Activity —
Determine how many lines in the entries below include the word "JSON", and reply with that number alone.

Recorded data —
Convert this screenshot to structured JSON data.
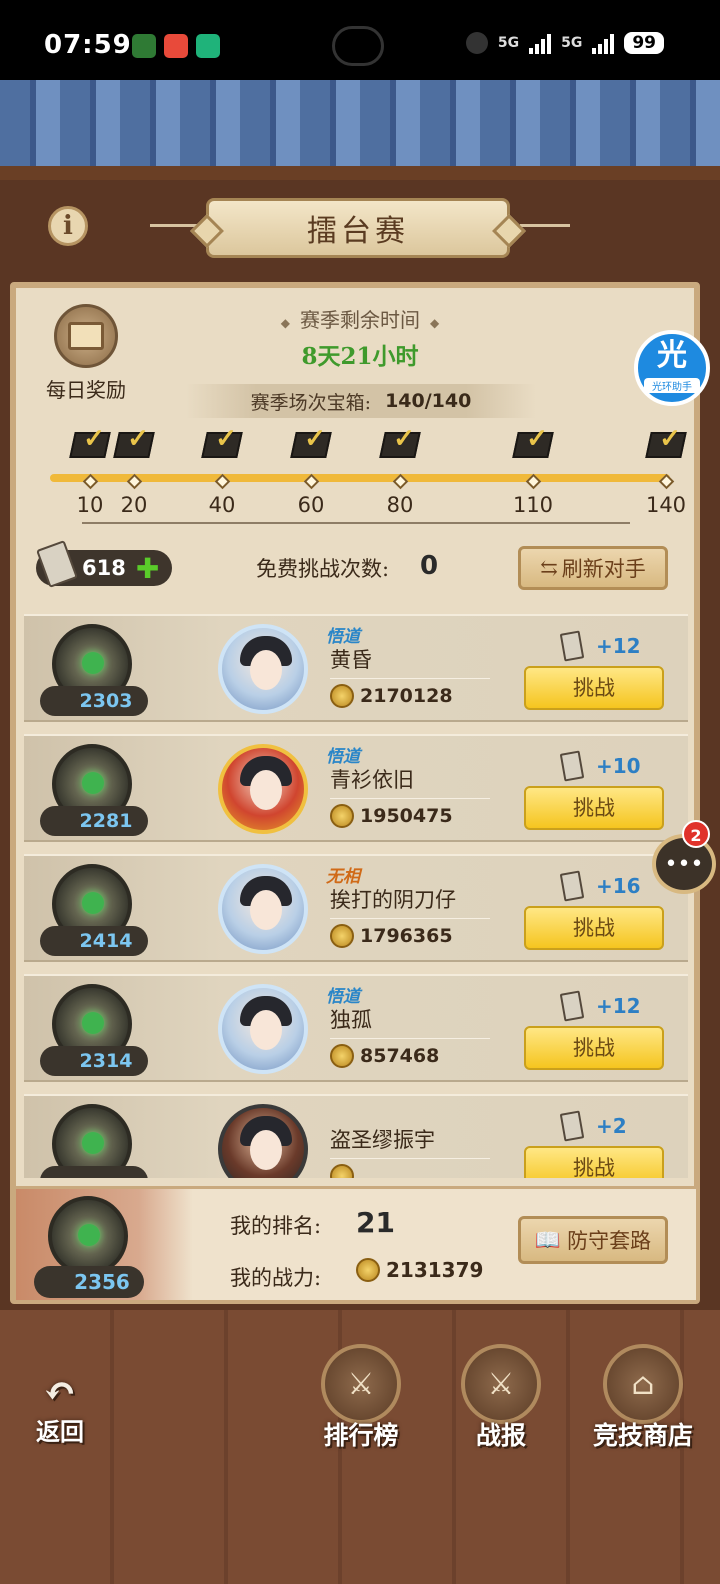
{
  "status_bar": {
    "time": "07:59",
    "network_1": "5G",
    "network_2": "5G",
    "battery": "99"
  },
  "header": {
    "title": "擂台赛",
    "info_icon": "info-icon"
  },
  "season": {
    "daily_reward_label": "每日奖励",
    "remaining_title": "赛季剩余时间",
    "remaining_value": "8天21小时",
    "chest_label": "赛季场次宝箱:",
    "chest_count": "140/140",
    "milestones": [
      "10",
      "20",
      "40",
      "60",
      "80",
      "110",
      "140"
    ],
    "milestone_progress": 1.0
  },
  "floating": {
    "helper_big": "光",
    "helper_small": "光环助手",
    "chat_badge": "2"
  },
  "controls": {
    "tickets": "618",
    "free_label": "免费挑战次数:",
    "free_value": "0",
    "refresh_label": "刷新对手"
  },
  "opponents": [
    {
      "rank_score": "2303",
      "title": "悟道",
      "name": "黄昏",
      "power": "2170128",
      "gain": "+12",
      "button": "挑战"
    },
    {
      "rank_score": "2281",
      "title": "悟道",
      "name": "青衫依旧",
      "power": "1950475",
      "gain": "+10",
      "button": "挑战"
    },
    {
      "rank_score": "2414",
      "title": "无相",
      "name": "挨打的阴刀仔",
      "power": "1796365",
      "gain": "+16",
      "button": "挑战"
    },
    {
      "rank_score": "2314",
      "title": "悟道",
      "name": "独孤",
      "power": "857468",
      "gain": "+12",
      "button": "挑战"
    },
    {
      "rank_score": "",
      "title": "",
      "name": "盗圣缪振宇",
      "power": "",
      "gain": "+2",
      "button": "挑战"
    }
  ],
  "me": {
    "rank_score": "2356",
    "rank_label": "我的排名:",
    "rank_value": "21",
    "power_label": "我的战力:",
    "power_value": "2131379",
    "defense_label": "防守套路"
  },
  "nav": {
    "back": "返回",
    "leaderboard": "排行榜",
    "battle_report": "战报",
    "shop": "竞技商店"
  }
}
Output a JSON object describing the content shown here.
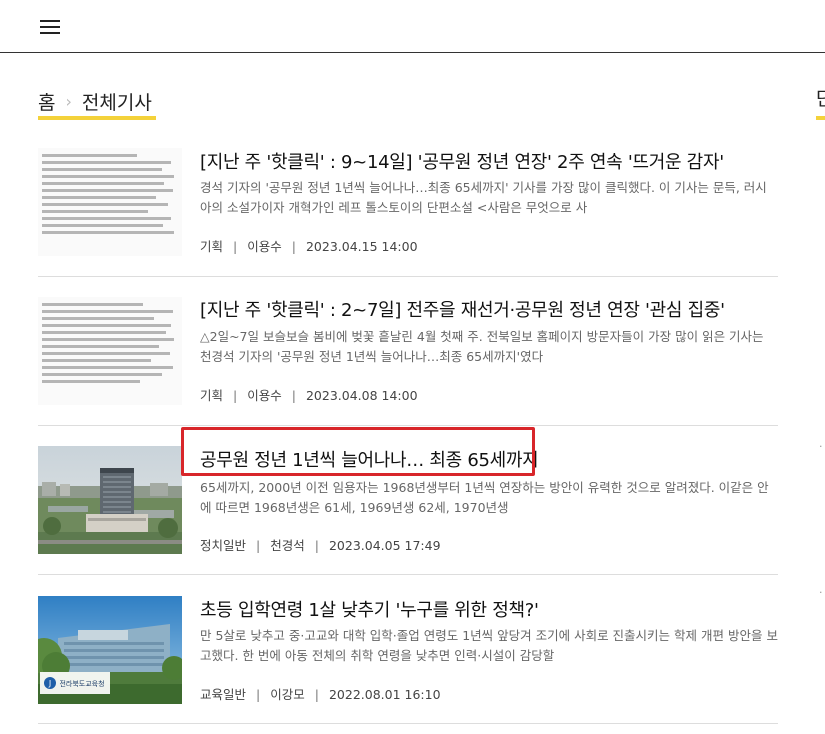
{
  "header": {
    "menu_icon": "hamburger-menu-icon"
  },
  "breadcrumb": {
    "home": "홈",
    "separator": "›",
    "current": "전체기사"
  },
  "sidebar_cut": {
    "heading_fragment": "단",
    "marker": "·"
  },
  "articles": [
    {
      "title": "[지난 주 '핫클릭' : 9~14일] '공무원 정년 연장' 2주 연속 '뜨거운 감자'",
      "summary": "경석 기자의 '공무원 정년 1년씩 늘어나나…최종 65세까지' 기사를 가장 많이 클릭했다. 이 기사는 문득, 러시아의 소설가이자 개혁가인 레프 톨스토이의 단편소설 <사람은 무엇으로 사",
      "category": "기획",
      "author": "이용수",
      "date": "2023.04.15 14:00",
      "thumbnail": "ranking-list-document-image"
    },
    {
      "title": "[지난 주 '핫클릭' : 2~7일] 전주을 재선거·공무원 정년 연장 '관심 집중'",
      "summary": "△2일~7일 보슬보슬 봄비에 벚꽃 흩날린 4월 첫째 주. 전북일보 홈페이지 방문자들이 가장 많이 읽은 기사는 천경석 기자의 '공무원 정년 1년씩 늘어나나…최종 65세까지'였다",
      "category": "기획",
      "author": "이용수",
      "date": "2023.04.08 14:00",
      "thumbnail": "ranking-list-document-image"
    },
    {
      "title": "공무원 정년 1년씩 늘어나나… 최종 65세까지",
      "summary": "65세까지, 2000년 이전 임용자는 1968년생부터 1년씩 연장하는 방안이 유력한 것으로 알려졌다. 이같은 안에 따르면 1968년생은 61세, 1969년생 62세, 1970년생",
      "category": "정치일반",
      "author": "천경석",
      "date": "2023.04.05 17:49",
      "thumbnail": "provincial-government-building-photo"
    },
    {
      "title": "초등 입학연령 1살 낮추기 '누구를 위한 정책?'",
      "summary": "만 5살로 낮추고 중·고교와 대학 입학·졸업 연령도 1년씩 앞당겨 조기에 사회로 진출시키는 학제 개편 방안을 보고했다. 한 번에 아동 전체의 취학 연령을 낮추면 인력·시설이 감당할",
      "category": "교육일반",
      "author": "이강모",
      "date": "2022.08.01 16:10",
      "thumbnail": "education-office-building-photo",
      "thumb_sign": "전라북도교육청"
    }
  ],
  "colors": {
    "accent": "#f4d23a",
    "highlight": "#d8262a"
  }
}
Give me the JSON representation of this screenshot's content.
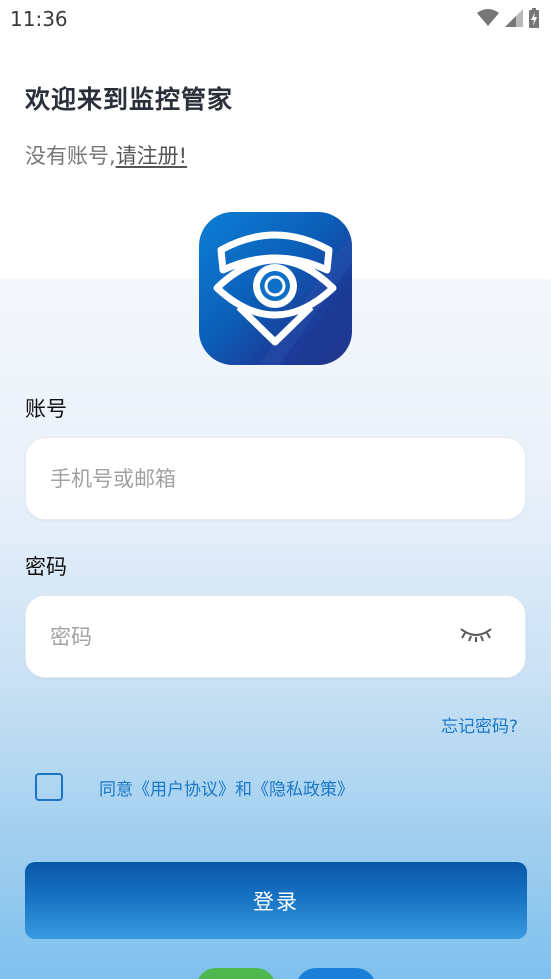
{
  "status_bar": {
    "time": "11:36",
    "icons": [
      "wifi-icon",
      "signal-icon",
      "battery-charging-icon"
    ]
  },
  "header": {
    "welcome": "欢迎来到监控管家",
    "no_account": "没有账号,",
    "register_link": "请注册!"
  },
  "logo": {
    "icon": "eye-shield-logo",
    "colors": [
      "#0d7fd6",
      "#2a2f8f"
    ]
  },
  "account": {
    "label": "账号",
    "placeholder": "手机号或邮箱",
    "value": ""
  },
  "password": {
    "label": "密码",
    "placeholder": "密码",
    "value": "",
    "toggle_icon": "eye-closed-icon"
  },
  "forgot": "忘记密码?",
  "agreement": {
    "checked": false,
    "text": "同意《用户协议》和《隐私政策》"
  },
  "login_button": "登录",
  "social_icons": [
    "wechat-icon",
    "qq-icon"
  ],
  "colors": {
    "accent": "#1a78c8",
    "button_top": "#0a57a8",
    "button_bottom": "#3a9ae0"
  }
}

Written solution —
3